Problem to solve:
I need the number of lines in the following entries that hold the word "from", and no other text.

Exercise data:
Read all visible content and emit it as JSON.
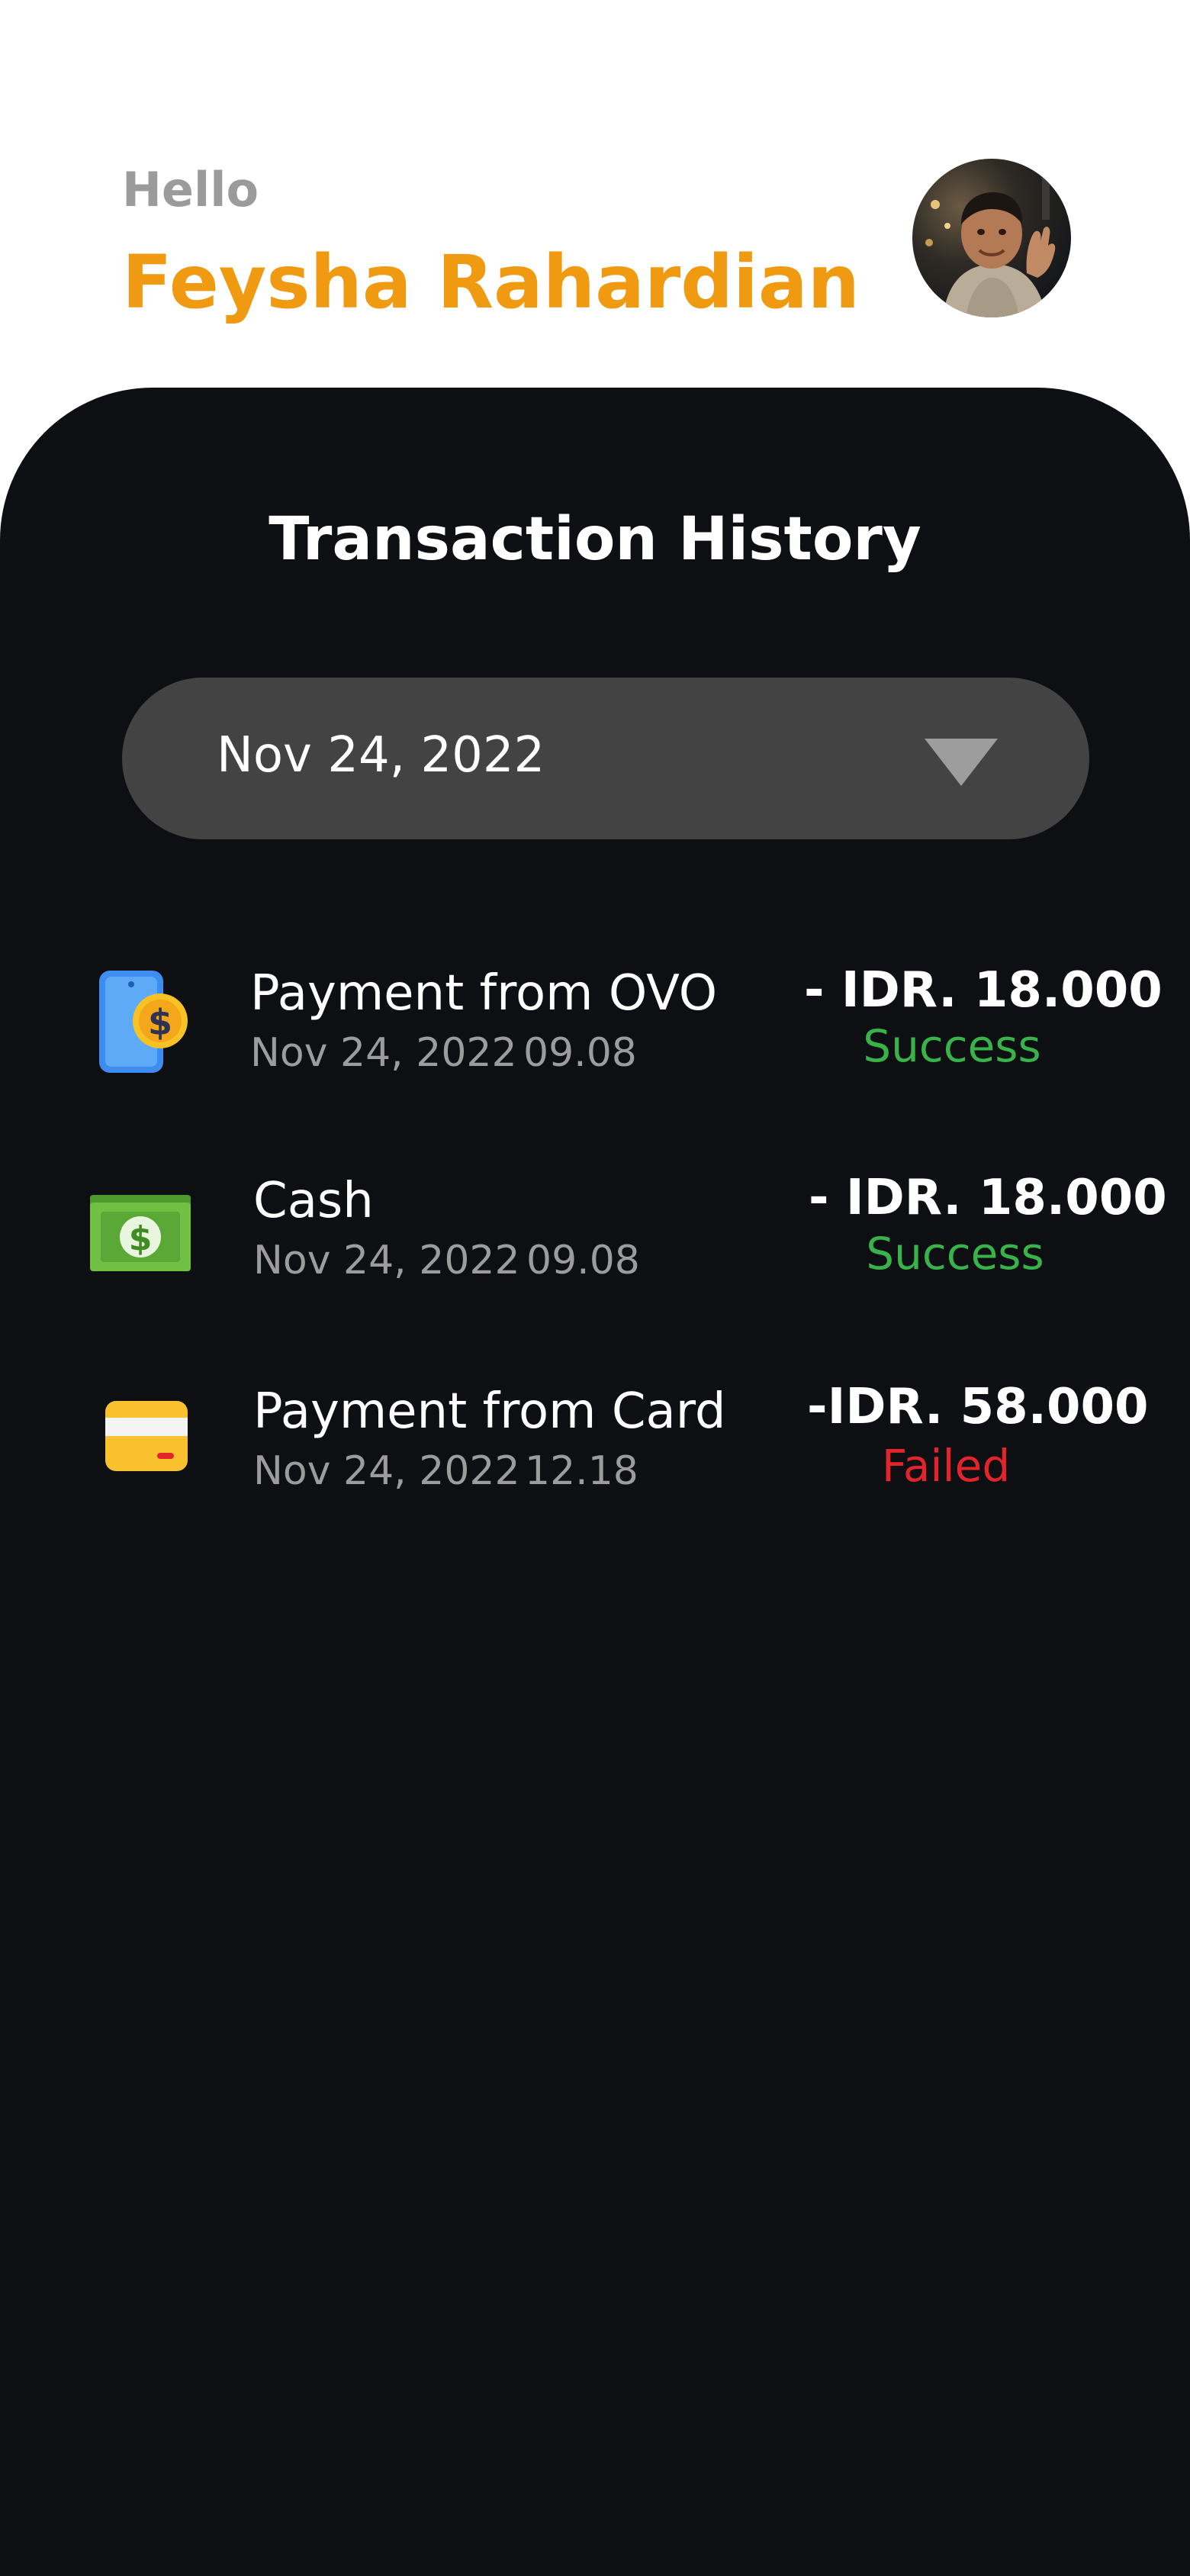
{
  "header": {
    "greeting": "Hello",
    "user_name": "Feysha Rahardian"
  },
  "panel": {
    "title": "Transaction History"
  },
  "date_filter": {
    "selected": "Nov 24, 2022"
  },
  "transactions": [
    {
      "icon": "mobile-payment-icon",
      "title": "Payment from OVO",
      "date": "Nov 24, 2022",
      "time": "09.08",
      "amount": "- IDR. 18.000",
      "status": "Success"
    },
    {
      "icon": "cash-icon",
      "title": "Cash",
      "date": "Nov 24, 2022",
      "time": "09.08",
      "amount": "- IDR. 18.000",
      "status": "Success"
    },
    {
      "icon": "card-icon",
      "title": "Payment from Card",
      "date": "Nov 24, 2022",
      "time": "12.18",
      "amount": "-IDR. 58.000",
      "status": "Failed"
    }
  ],
  "colors": {
    "accent": "#f09a12",
    "panel_bg": "#0d0f13",
    "select_bg": "#434343",
    "success": "#38b34a",
    "failed": "#e3242b"
  }
}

Task output:
2